#### Recorded information
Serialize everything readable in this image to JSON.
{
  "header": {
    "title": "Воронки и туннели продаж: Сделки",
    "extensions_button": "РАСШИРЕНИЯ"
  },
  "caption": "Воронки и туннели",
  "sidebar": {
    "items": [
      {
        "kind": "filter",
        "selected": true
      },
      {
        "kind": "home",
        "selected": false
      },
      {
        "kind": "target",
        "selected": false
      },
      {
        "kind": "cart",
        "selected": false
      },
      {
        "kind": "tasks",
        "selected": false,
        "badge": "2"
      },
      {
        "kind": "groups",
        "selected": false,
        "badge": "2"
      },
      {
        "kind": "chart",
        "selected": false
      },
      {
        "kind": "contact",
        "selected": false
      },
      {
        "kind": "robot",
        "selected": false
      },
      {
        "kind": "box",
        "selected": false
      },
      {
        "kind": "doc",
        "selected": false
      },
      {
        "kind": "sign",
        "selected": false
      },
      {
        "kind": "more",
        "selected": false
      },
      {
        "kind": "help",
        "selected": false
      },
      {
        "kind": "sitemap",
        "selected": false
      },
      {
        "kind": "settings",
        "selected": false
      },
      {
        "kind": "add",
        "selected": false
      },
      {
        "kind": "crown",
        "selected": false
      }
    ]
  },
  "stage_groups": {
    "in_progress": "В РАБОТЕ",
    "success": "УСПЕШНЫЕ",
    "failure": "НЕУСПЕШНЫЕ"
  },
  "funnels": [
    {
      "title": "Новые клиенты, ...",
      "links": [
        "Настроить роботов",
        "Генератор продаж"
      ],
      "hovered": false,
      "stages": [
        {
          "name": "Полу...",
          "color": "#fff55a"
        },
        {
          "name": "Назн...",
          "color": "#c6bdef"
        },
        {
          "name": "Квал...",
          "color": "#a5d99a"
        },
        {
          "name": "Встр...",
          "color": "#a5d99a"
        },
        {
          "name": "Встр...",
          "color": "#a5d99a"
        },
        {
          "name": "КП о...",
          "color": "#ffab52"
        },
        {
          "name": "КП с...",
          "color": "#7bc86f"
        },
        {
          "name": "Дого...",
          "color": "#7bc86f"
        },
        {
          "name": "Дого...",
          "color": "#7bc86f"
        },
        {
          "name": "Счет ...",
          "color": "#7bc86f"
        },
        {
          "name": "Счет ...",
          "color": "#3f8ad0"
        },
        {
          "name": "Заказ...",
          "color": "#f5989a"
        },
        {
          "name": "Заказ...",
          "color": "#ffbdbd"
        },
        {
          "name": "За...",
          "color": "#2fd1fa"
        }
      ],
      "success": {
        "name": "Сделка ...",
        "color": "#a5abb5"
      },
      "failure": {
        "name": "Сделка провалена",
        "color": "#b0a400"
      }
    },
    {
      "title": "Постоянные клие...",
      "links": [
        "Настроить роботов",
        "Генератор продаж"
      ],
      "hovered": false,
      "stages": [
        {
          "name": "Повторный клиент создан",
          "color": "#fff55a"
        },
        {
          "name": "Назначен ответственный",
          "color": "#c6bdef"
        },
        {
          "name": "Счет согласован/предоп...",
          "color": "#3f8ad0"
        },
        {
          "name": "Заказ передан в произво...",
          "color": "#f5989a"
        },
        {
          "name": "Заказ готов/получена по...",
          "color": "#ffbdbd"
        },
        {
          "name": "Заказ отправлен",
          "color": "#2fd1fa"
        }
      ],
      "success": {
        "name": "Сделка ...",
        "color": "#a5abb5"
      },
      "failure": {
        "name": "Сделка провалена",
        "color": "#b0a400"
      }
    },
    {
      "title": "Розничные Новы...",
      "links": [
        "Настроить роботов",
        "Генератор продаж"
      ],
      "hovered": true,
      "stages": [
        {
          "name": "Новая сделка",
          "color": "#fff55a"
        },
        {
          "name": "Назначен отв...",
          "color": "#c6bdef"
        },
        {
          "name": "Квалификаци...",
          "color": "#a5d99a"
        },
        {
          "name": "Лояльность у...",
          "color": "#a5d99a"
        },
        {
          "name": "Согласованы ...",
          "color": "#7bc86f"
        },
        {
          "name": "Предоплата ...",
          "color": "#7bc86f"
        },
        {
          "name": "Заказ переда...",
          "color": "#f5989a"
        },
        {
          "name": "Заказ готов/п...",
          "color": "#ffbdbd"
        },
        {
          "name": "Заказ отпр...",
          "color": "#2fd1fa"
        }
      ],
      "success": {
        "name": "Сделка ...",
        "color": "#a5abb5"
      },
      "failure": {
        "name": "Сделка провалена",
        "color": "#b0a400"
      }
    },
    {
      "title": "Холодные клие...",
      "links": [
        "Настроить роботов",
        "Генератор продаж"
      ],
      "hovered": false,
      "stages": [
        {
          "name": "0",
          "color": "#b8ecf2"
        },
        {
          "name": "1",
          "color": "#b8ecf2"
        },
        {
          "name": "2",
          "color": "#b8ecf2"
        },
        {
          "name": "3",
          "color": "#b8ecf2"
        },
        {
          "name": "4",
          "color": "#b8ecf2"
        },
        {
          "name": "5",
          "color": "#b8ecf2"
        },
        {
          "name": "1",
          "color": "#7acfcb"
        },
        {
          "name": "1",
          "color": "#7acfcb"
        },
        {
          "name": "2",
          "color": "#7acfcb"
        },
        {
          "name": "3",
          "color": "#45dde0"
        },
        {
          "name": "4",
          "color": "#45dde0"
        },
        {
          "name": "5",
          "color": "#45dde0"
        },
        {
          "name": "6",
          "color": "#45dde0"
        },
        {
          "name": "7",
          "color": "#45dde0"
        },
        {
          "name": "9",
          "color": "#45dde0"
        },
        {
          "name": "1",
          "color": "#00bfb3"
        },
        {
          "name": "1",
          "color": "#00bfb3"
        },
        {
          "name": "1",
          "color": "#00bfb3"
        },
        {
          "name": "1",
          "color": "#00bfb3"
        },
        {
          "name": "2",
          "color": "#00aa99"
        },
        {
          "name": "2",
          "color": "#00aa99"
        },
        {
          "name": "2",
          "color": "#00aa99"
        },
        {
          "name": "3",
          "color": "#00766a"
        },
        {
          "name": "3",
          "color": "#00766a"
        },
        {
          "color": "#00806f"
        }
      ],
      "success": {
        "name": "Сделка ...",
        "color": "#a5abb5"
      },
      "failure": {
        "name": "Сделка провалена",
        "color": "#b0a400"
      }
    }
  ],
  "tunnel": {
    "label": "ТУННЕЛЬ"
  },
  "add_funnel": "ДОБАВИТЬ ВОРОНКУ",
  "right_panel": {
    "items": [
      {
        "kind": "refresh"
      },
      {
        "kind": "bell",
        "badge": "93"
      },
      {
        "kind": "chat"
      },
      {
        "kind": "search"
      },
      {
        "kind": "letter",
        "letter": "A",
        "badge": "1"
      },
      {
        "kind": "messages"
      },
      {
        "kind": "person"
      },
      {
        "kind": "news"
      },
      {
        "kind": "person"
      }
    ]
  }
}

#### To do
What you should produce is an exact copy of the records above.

#### Result
Serialize everything readable in this image to JSON.
{
  "header": {
    "title": "Воронки и туннели продаж: Сделки",
    "extensions_button": "РАСШИРЕНИЯ"
  },
  "caption": "Воронки и туннели",
  "sidebar": {
    "items": [
      {
        "kind": "filter",
        "selected": true
      },
      {
        "kind": "home",
        "selected": false
      },
      {
        "kind": "target",
        "selected": false
      },
      {
        "kind": "cart",
        "selected": false
      },
      {
        "kind": "tasks",
        "selected": false,
        "badge": "2"
      },
      {
        "kind": "groups",
        "selected": false,
        "badge": "2"
      },
      {
        "kind": "chart",
        "selected": false
      },
      {
        "kind": "contact",
        "selected": false
      },
      {
        "kind": "robot",
        "selected": false
      },
      {
        "kind": "box",
        "selected": false
      },
      {
        "kind": "doc",
        "selected": false
      },
      {
        "kind": "sign",
        "selected": false
      },
      {
        "kind": "more",
        "selected": false
      },
      {
        "kind": "help",
        "selected": false
      },
      {
        "kind": "sitemap",
        "selected": false
      },
      {
        "kind": "settings",
        "selected": false
      },
      {
        "kind": "add",
        "selected": false
      },
      {
        "kind": "crown",
        "selected": false
      }
    ]
  },
  "stage_groups": {
    "in_progress": "В РАБОТЕ",
    "success": "УСПЕШНЫЕ",
    "failure": "НЕУСПЕШНЫЕ"
  },
  "funnels": [
    {
      "title": "Новые клиенты, ...",
      "links": [
        "Настроить роботов",
        "Генератор продаж"
      ],
      "hovered": false,
      "stages": [
        {
          "name": "Полу...",
          "color": "#fff55a"
        },
        {
          "name": "Назн...",
          "color": "#c6bdef"
        },
        {
          "name": "Квал...",
          "color": "#a5d99a"
        },
        {
          "name": "Встр...",
          "color": "#a5d99a"
        },
        {
          "name": "Встр...",
          "color": "#a5d99a"
        },
        {
          "name": "КП о...",
          "color": "#ffab52"
        },
        {
          "name": "КП с...",
          "color": "#7bc86f"
        },
        {
          "name": "Дого...",
          "color": "#7bc86f"
        },
        {
          "name": "Дого...",
          "color": "#7bc86f"
        },
        {
          "name": "Счет ...",
          "color": "#7bc86f"
        },
        {
          "name": "Счет ...",
          "color": "#3f8ad0"
        },
        {
          "name": "Заказ...",
          "color": "#f5989a"
        },
        {
          "name": "Заказ...",
          "color": "#ffbdbd"
        },
        {
          "name": "За...",
          "color": "#2fd1fa"
        }
      ],
      "success": {
        "name": "Сделка ...",
        "color": "#a5abb5"
      },
      "failure": {
        "name": "Сделка провалена",
        "color": "#b0a400"
      }
    },
    {
      "title": "Постоянные клие...",
      "links": [
        "Настроить роботов",
        "Генератор продаж"
      ],
      "hovered": false,
      "stages": [
        {
          "name": "Повторный клиент создан",
          "color": "#fff55a"
        },
        {
          "name": "Назначен ответственный",
          "color": "#c6bdef"
        },
        {
          "name": "Счет согласован/предоп...",
          "color": "#3f8ad0"
        },
        {
          "name": "Заказ передан в произво...",
          "color": "#f5989a"
        },
        {
          "name": "Заказ готов/получена по...",
          "color": "#ffbdbd"
        },
        {
          "name": "Заказ отправлен",
          "color": "#2fd1fa"
        }
      ],
      "success": {
        "name": "Сделка ...",
        "color": "#a5abb5"
      },
      "failure": {
        "name": "Сделка провалена",
        "color": "#b0a400"
      }
    },
    {
      "title": "Розничные Новы...",
      "links": [
        "Настроить роботов",
        "Генератор продаж"
      ],
      "hovered": true,
      "stages": [
        {
          "name": "Новая сделка",
          "color": "#fff55a"
        },
        {
          "name": "Назначен отв...",
          "color": "#c6bdef"
        },
        {
          "name": "Квалификаци...",
          "color": "#a5d99a"
        },
        {
          "name": "Лояльность у...",
          "color": "#a5d99a"
        },
        {
          "name": "Согласованы ...",
          "color": "#7bc86f"
        },
        {
          "name": "Предоплата ...",
          "color": "#7bc86f"
        },
        {
          "name": "Заказ переда...",
          "color": "#f5989a"
        },
        {
          "name": "Заказ готов/п...",
          "color": "#ffbdbd"
        },
        {
          "name": "Заказ отпр...",
          "color": "#2fd1fa"
        }
      ],
      "success": {
        "name": "Сделка ...",
        "color": "#a5abb5"
      },
      "failure": {
        "name": "Сделка провалена",
        "color": "#b0a400"
      }
    },
    {
      "title": "Холодные клие...",
      "links": [
        "Настроить роботов",
        "Генератор продаж"
      ],
      "hovered": false,
      "stages": [
        {
          "name": "0",
          "color": "#b8ecf2"
        },
        {
          "name": "1",
          "color": "#b8ecf2"
        },
        {
          "name": "2",
          "color": "#b8ecf2"
        },
        {
          "name": "3",
          "color": "#b8ecf2"
        },
        {
          "name": "4",
          "color": "#b8ecf2"
        },
        {
          "name": "5",
          "color": "#b8ecf2"
        },
        {
          "name": "1",
          "color": "#7acfcb"
        },
        {
          "name": "1",
          "color": "#7acfcb"
        },
        {
          "name": "2",
          "color": "#7acfcb"
        },
        {
          "name": "3",
          "color": "#45dde0"
        },
        {
          "name": "4",
          "color": "#45dde0"
        },
        {
          "name": "5",
          "color": "#45dde0"
        },
        {
          "name": "6",
          "color": "#45dde0"
        },
        {
          "name": "7",
          "color": "#45dde0"
        },
        {
          "name": "9",
          "color": "#45dde0"
        },
        {
          "name": "1",
          "color": "#00bfb3"
        },
        {
          "name": "1",
          "color": "#00bfb3"
        },
        {
          "name": "1",
          "color": "#00bfb3"
        },
        {
          "name": "1",
          "color": "#00bfb3"
        },
        {
          "name": "2",
          "color": "#00aa99"
        },
        {
          "name": "2",
          "color": "#00aa99"
        },
        {
          "name": "2",
          "color": "#00aa99"
        },
        {
          "name": "3",
          "color": "#00766a"
        },
        {
          "name": "3",
          "color": "#00766a"
        },
        {
          "color": "#00806f"
        }
      ],
      "success": {
        "name": "Сделка ...",
        "color": "#a5abb5"
      },
      "failure": {
        "name": "Сделка провалена",
        "color": "#b0a400"
      }
    }
  ],
  "tunnel": {
    "label": "ТУННЕЛЬ"
  },
  "add_funnel": "ДОБАВИТЬ ВОРОНКУ",
  "right_panel": {
    "items": [
      {
        "kind": "refresh"
      },
      {
        "kind": "bell",
        "badge": "93"
      },
      {
        "kind": "chat"
      },
      {
        "kind": "search"
      },
      {
        "kind": "letter",
        "letter": "A",
        "badge": "1"
      },
      {
        "kind": "messages"
      },
      {
        "kind": "person"
      },
      {
        "kind": "news"
      },
      {
        "kind": "person"
      }
    ]
  }
}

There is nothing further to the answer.